In a perfect world, internal hard drives in Snow Leopard wouldn’t display as removable drives as represented by the yellow drive icon.

In a perfect world, Quartz Extreme would be enabled and the internal mic would work with the new VoodooHDA kext and PrefPane; I won’t have to drill in SysPref > Sound > Ouput > PCM and so on and so forth just to be able to really adjust the volume.

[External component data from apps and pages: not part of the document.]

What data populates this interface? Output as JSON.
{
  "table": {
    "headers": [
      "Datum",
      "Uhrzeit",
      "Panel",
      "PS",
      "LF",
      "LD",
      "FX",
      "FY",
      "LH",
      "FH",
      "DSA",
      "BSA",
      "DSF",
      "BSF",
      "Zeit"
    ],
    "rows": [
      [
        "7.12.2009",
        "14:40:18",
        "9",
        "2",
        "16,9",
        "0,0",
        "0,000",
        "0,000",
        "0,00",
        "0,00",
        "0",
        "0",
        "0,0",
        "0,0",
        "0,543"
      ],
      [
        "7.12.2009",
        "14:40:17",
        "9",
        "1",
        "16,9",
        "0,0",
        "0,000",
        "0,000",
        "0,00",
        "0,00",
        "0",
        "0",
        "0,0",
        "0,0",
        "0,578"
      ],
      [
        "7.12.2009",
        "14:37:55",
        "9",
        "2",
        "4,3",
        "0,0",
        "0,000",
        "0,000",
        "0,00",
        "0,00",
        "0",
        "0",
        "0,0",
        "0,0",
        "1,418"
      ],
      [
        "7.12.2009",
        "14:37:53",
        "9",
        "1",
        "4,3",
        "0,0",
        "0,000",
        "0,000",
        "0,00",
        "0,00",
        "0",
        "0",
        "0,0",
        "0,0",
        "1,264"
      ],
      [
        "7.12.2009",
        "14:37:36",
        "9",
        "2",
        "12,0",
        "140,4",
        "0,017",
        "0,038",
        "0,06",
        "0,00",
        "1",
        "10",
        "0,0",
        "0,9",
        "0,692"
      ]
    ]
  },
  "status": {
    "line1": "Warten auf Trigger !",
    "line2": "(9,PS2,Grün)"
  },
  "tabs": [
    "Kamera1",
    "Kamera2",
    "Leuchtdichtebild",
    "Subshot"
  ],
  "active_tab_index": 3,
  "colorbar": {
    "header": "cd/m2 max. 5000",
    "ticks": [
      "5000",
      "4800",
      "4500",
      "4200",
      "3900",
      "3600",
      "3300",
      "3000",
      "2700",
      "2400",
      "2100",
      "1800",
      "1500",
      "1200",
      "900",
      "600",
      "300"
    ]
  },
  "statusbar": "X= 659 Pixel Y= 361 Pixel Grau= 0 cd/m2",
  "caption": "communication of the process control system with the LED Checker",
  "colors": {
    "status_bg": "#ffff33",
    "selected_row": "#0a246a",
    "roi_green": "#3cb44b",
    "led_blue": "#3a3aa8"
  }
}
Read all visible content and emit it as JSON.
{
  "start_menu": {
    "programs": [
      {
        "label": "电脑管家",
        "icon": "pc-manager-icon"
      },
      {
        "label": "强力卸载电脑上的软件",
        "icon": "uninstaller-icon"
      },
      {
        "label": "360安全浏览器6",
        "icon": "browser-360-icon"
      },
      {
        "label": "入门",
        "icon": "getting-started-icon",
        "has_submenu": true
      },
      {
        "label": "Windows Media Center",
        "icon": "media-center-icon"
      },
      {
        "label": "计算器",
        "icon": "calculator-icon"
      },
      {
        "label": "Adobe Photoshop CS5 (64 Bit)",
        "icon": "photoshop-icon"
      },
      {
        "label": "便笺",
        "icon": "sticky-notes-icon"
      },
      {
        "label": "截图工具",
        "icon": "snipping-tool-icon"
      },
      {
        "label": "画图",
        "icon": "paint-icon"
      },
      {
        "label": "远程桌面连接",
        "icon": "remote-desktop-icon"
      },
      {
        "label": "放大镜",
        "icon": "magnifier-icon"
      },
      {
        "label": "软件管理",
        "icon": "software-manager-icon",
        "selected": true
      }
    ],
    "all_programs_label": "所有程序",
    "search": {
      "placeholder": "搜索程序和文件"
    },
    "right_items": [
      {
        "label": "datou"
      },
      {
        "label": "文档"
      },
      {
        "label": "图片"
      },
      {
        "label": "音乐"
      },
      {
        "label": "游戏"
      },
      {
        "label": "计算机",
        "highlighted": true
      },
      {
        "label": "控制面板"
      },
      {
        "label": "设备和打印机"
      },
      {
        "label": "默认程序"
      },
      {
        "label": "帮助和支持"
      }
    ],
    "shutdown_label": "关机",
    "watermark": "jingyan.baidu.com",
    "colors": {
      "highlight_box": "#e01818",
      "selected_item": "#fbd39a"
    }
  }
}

In a perfect world, I would’ve had the sense to keep my girly-frou-frou and geeky-hackintosher personas separate so I wouldn’t have thought of blow drying my hair in attempts to imitate my current favorite Taiwanese idol drama lead actress while I wait for the point update to finish installing on MacBook Mini. Now I’m waiting for my replacement keyboard cause the O.C. in me cannot stand wilted keycaps though it’s still a perfectly functional keyboard.

 Nothings Perfect

But in this imperfect world, MacBook Mini is, indeed running on Snow Leopard. It updated to 10.6.1 smoothly – without the usual pains of normal point updates before since I’m running EFI boot 132 and my kexts in the /Extra folder remain intact and are happily loaded each and every time I boot up my system.

The fan is working and so are the bluetooth, WiFi, Marvell Yukon 2 ethernet supported as native. The webcam, though still far from giving a stellar experience, works (albeit sluggishly and with graininess that’s anything but subtle) when PhotoBooth is launched. Sliding switch for toggling BT and WiFi on or off is working like it should and I could control brightness with fn+f3/f4 sans aucun problème !

Snow Leopard is zippier indeed – not by a significant much over 10.5 Leopard but it is snappier feeling all in all. And I’m adoring the new Finder and Quick Time X.

MacBook Mini even shuts down and restarts dandy with OpenHaltRestart – I had an issue previously with Leopard wherein I had to make sure I switch the BT/WiFi back on so the light turns blue before I restart, else the HP Mini would just sit there like a block of cheese, frozen in perpetuity until I force it to power off.

No more blank page in System Profiler > Hardware as every little about the HP Mini is now known by Mac OS X; it even thinks it’s a MacBook Air! Though I’m quite stumped why its bios version is listed as “f.13f” when I remember I just updated my bios last month to F.14F. Hmmm. . .

System%20Profiler%20Snow%20Leo Nothings Perfect

The Apple logo and the spinning wheel (yes, that’s right – the even the spinning wheel) in the boot splash screen are no longer squashed but are finally able to grace Mac OS X boot up with equally gorgeous proportions.

So what am I ranting about? This makes me a persona non grata I guess ;)